AFTER acquiring DIY chain Wickes for £990 million 18 months ago, Travis Perkins underperformed in the eyes of the City.
Since then, many opinions on prospects for the builders' merchant have changed and the results for the first half of this year underline this.
The business generates lots of cash, which is being used to pay down debts, and expectations in the UK are good.
Home improvement had been an area of concern and Perkins can still do better in this area - recent results from Kingfisher, which owns rival DIY operation B&Q, suggest the market is there.
Perkins' interims proved better than many expected - partly because the group did not issue a pre-close trading statement.
Builders' merchanting still provides 70 per cent of the £1.4 billion interim revenue and 77 per cent of the operating profits.
General merchanting sales were marginally down but specialist insulation and dry lining, plumbing and heating all made advances on a year ago.
With the construction industry still relatively buoyant, this reliance on the original core business is no bad thing but Wickes has changed the nature of the company.
New openings at Wickes have dipped since the acquisition but the firm intends to expand the business's floor space by 7 per cent over the next 18 months.

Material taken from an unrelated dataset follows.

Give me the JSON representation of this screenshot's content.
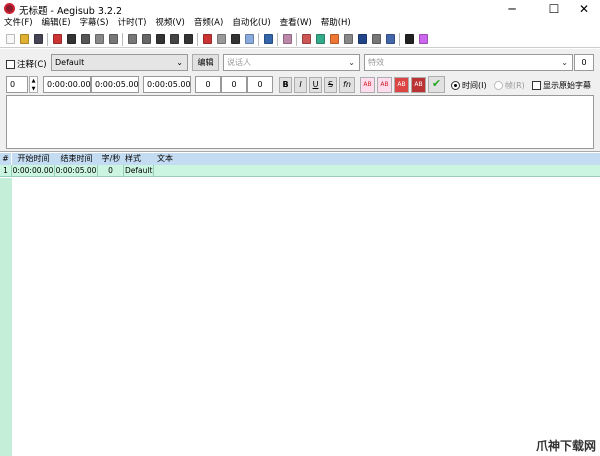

More interest rate rises will not help this business and, at current levels, the shares look evenly priced. Hold.